**WHAT THE TASK ASKS**
Going through the entries below, copy out each line that contains "JSON".

━━ RECORDS

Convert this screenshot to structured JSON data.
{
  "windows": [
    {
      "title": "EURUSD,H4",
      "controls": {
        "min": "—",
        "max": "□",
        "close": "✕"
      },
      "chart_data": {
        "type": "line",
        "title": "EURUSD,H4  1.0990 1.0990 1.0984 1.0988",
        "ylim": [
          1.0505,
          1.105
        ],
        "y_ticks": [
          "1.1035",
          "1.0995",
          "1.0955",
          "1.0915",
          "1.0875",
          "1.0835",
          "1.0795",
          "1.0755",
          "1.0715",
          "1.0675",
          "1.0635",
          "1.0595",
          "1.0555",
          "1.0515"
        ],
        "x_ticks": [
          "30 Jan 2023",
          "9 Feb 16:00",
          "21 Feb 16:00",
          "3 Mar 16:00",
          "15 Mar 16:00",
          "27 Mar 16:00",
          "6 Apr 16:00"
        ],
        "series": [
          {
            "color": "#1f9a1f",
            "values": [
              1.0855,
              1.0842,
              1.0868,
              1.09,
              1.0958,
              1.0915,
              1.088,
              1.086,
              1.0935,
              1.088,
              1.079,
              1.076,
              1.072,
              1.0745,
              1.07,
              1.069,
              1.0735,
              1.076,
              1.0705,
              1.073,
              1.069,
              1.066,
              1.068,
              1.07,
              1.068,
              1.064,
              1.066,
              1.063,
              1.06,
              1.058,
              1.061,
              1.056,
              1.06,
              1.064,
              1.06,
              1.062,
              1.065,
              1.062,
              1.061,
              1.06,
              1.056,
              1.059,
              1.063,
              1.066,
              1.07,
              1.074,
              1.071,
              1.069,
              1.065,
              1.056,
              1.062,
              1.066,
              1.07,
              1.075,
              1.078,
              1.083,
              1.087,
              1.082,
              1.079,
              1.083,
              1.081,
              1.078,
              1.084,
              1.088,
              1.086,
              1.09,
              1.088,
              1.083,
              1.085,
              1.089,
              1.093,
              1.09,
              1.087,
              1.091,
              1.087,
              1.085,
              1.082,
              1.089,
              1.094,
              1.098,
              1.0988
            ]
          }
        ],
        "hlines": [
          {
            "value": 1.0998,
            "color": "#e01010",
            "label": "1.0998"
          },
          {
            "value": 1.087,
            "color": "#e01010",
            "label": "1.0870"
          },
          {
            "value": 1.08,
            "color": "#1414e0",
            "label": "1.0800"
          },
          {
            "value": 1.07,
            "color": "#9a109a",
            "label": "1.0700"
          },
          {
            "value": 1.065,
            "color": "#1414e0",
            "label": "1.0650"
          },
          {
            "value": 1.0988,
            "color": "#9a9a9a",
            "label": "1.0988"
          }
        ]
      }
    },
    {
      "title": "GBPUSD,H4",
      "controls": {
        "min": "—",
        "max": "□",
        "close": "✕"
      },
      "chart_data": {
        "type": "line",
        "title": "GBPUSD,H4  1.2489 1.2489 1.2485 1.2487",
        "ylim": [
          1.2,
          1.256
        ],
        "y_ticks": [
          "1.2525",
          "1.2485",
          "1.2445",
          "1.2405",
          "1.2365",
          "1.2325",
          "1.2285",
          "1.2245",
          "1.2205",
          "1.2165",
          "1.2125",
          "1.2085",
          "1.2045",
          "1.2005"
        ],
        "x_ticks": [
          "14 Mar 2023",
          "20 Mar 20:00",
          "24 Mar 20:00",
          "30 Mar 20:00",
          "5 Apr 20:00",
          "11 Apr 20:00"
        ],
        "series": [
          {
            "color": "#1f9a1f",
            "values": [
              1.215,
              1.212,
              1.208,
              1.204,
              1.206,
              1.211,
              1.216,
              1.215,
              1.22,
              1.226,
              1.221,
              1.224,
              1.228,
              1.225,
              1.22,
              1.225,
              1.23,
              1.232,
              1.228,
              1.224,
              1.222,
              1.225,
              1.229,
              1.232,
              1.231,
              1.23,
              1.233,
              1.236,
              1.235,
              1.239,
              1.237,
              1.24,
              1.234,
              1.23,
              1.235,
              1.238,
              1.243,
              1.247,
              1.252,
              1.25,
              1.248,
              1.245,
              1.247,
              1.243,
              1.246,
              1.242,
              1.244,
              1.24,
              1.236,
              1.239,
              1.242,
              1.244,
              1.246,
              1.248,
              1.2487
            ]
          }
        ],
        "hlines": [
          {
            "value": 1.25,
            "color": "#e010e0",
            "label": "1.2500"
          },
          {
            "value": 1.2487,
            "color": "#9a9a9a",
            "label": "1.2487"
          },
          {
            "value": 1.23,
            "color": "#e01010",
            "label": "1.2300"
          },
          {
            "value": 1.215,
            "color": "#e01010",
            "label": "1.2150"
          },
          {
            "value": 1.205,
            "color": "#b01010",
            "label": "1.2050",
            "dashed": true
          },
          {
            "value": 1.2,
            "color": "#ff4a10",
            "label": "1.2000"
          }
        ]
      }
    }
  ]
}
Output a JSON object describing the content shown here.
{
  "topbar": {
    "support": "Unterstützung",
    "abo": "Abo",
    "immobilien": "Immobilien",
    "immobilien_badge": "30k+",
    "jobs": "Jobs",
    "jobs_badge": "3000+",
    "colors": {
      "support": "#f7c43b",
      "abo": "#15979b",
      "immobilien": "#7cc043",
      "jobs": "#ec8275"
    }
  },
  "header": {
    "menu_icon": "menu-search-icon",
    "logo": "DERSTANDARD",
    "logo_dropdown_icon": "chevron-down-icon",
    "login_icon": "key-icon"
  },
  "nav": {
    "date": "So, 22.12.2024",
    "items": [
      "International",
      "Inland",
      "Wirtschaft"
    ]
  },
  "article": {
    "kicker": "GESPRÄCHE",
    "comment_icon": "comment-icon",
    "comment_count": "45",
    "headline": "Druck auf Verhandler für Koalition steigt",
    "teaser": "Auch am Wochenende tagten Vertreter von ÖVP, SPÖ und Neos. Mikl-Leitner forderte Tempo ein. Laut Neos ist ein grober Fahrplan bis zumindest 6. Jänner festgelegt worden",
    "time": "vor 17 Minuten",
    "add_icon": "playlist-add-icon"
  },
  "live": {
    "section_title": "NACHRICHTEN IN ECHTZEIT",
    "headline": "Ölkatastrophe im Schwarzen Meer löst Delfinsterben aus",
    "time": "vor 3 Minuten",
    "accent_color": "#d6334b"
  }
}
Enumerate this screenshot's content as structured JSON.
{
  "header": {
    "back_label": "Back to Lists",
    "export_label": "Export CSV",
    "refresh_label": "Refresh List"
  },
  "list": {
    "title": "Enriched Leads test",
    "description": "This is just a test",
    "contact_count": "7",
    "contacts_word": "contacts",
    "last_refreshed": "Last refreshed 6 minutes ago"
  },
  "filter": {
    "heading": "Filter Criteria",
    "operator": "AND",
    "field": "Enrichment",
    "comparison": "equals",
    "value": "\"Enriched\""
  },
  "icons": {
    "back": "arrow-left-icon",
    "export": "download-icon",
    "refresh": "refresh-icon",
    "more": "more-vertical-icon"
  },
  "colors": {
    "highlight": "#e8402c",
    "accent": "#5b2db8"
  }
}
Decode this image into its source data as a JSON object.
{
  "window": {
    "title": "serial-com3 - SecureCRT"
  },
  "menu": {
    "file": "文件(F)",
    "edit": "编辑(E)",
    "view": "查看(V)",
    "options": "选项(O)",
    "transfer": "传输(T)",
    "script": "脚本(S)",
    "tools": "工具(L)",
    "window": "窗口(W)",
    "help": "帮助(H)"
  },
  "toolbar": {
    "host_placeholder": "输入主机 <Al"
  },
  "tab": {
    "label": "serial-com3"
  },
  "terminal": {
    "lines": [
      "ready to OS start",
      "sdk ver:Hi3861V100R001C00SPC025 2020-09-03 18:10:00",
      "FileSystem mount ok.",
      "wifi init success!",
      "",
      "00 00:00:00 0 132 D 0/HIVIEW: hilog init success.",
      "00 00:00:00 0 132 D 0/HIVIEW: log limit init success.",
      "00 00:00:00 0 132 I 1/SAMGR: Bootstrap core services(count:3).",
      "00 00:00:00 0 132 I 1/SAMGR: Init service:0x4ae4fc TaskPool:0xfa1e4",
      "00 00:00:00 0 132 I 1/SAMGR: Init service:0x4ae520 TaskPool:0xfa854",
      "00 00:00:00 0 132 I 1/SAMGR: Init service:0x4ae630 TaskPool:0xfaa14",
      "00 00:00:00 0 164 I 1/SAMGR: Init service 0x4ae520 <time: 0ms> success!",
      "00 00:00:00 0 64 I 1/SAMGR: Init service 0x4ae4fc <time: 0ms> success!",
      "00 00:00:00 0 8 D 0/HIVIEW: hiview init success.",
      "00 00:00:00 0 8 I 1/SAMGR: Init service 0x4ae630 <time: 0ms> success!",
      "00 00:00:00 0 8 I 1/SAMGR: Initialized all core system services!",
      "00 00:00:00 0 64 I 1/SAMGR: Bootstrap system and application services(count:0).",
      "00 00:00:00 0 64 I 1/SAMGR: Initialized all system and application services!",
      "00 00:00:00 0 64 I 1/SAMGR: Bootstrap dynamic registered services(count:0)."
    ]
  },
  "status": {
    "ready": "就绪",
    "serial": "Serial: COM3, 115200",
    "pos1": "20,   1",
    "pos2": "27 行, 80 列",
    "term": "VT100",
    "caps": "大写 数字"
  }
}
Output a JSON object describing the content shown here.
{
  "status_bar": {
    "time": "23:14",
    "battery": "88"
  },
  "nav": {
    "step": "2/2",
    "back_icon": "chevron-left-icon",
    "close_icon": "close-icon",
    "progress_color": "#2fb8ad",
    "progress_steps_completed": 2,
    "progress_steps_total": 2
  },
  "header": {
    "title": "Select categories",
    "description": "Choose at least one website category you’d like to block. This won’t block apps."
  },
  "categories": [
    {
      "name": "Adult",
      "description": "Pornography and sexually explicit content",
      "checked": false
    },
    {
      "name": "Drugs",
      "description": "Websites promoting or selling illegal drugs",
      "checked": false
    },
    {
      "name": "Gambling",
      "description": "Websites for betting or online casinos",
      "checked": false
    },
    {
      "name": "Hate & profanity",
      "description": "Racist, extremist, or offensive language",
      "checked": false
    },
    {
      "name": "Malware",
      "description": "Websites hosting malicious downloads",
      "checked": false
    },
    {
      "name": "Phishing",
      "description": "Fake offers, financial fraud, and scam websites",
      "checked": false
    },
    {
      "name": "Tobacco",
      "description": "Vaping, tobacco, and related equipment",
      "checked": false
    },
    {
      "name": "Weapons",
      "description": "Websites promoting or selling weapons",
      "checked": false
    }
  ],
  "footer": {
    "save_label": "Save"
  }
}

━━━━

**TASK OUTPUT**
Convert this screenshot to structured JSON data.
Output a JSON object describing the content shown here.
Enumerate this screenshot's content as structured JSON.
Decode this image into its source data as a JSON object.
Output a JSON object describing the content shown here.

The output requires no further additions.